At 1:31 pm, other activists climbed the walls of the United States Chamber of Commerce and hung two signs that read: “Welcome to the Chamber of Climate Chaos,” and “Your Business Costs the Earth”.
Organizers cited that yesterday’s action was the first time the Department of Interior Building was occupied since 1972, when the American Indian Movement took over the building from November 3 to November 9, 1972, upon completion of a cross-country journey of the Trail of Broken Treaties. A group of around 500 people took over the Interior building in Washington, D.C. that November 3rd, and after a week, the protesters left, some taking documents with them, having caused an estimated $700,000 in damages. It is unlikely anyone was arrested as a result of this action, and the federal government ended up giving the activists money so they could afford to leave. President Nixon had wanted to make sure Natives were kept safe.
Fifty-five people who were occupying the BIA building were arrested and taken away to police stations on Thursday.

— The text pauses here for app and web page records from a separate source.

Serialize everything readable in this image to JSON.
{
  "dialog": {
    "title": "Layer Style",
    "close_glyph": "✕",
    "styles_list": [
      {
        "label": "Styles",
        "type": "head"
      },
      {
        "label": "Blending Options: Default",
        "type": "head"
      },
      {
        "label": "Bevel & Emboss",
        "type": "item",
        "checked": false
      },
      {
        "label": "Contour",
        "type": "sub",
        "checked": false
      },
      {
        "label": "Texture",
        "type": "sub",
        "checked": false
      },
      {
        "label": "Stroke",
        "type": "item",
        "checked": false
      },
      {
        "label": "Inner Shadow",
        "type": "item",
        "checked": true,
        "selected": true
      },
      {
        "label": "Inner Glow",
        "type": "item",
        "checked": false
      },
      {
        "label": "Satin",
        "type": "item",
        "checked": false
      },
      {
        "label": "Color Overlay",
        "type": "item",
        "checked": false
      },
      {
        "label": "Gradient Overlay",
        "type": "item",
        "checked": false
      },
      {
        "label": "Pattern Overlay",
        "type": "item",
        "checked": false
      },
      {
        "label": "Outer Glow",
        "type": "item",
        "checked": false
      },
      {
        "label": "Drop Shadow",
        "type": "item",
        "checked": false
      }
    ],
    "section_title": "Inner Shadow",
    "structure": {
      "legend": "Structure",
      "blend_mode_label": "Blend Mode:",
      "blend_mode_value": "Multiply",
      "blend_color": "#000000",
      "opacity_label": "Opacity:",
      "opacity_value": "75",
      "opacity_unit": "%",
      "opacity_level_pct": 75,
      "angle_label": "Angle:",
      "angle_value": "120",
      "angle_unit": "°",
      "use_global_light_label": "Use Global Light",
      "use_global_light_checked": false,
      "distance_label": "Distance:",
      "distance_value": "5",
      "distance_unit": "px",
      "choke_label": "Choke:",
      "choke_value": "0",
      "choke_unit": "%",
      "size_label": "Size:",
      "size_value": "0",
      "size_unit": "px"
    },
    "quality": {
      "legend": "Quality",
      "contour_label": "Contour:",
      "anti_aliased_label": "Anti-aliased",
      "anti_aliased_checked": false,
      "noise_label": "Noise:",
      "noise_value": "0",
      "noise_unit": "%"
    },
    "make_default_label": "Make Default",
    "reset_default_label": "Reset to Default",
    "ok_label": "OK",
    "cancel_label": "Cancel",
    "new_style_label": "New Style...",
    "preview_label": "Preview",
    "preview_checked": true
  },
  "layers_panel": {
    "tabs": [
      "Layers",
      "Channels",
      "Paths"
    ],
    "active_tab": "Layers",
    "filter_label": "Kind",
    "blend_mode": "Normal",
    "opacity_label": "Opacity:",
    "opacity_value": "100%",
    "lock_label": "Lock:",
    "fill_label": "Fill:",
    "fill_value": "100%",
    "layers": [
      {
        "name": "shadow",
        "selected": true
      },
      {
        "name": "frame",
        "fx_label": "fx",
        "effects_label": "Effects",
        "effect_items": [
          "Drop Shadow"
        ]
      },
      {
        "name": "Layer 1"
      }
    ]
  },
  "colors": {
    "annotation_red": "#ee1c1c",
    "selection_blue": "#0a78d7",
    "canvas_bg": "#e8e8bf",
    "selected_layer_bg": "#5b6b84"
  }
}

“Early this afternoon, a group of protestors entered the Stewart Lee Udall Main Interior Building,” said Department of Interior’s Communications Director Melissa Schwartz to Native News Online of Thursday’s action. “Federal Protective Service personnel responded to the area to mitigate the situation. Multiple injuries were sustained by security personnel, and one officer has been transported to a nearby hospital. Medics representing both the Department and the protesters were present.”
“Secretary Haaland is traveling and not in Washington, D.C.,” said Schwartz.
Nearly 400 people have been arrested at the White House since Monday.
This is a developing story.
The posted list of the activists' demands for the President of the United States are:
- Abolition of the Bureau of Indian Affairs
- Restoration of 110 million acres (450,000 km2) of land taken away from Native Nations
- Bring Home Our Children Buried At Your Residential Schools
- Restoration of treaty-making (ended by Congress in 1871)
- Establishment of a treaty commission to make new treaties (with sovereign Native Nations)
- Land Back
- Water Back
- Honor the Treaties
- No new leases for oil and gas or extractive industry on public lands
- Free, Prior, and Informed Consent
- Reclaim and affirm health, housing, employment, economic development, and education for all Indigenous people
- Restoration of terminated rights
- Repeal of state jurisdiction on Native Nations
- Federal protection for offenses against Indians
More Stories Like ThisThis Day in History — May 28, 1830, Andrew Jackson Signs Indian Removal Act
Native News Weekly (May 28, 2023): D.C. Briefs
Oklahoma Legislature Overrides Governor Stitt’s Veto of Native Regalia Bill
Native Bidaské with Lummi Nation Chairman Anthony Hillaire on the Opioid Crisis
Tohono O’odham Citizen Shot and Killed by U.S. Border Patrol; FBI Investigating
Native News is free to read.
We hope you enjoyed the story you've just read. For the past dozen years, we’ve covered the most important news stories that are usually overlooked by other media. From the protests at Standing Rock and the rise of the American Indian Movement (AIM), to the ongoing epidemic of Murdered and Missing Indigenous People (MMIP) and the past-due reckoning related to assimilation, cultural genocide and Indian Boarding Schools.
Our news is free for everyone to read, but it is not free to produce. That’s why we’re asking you to make a donation to help support our efforts. Any contribution — big or small — helps. Most readers donate between $10 and $25 to help us cover the costs of salaries, travel and maintaining our digital platforms. If you’re in a position to do so, we ask you to consider making a recurring donation of $12 per month to join the Founder's Circle. All donations help us remain a force for change in Indian Country and tell the stories that are so often ignored, erased or overlooked.
Donate to Native News Online today and support independent Indigenous journalism. Thank you.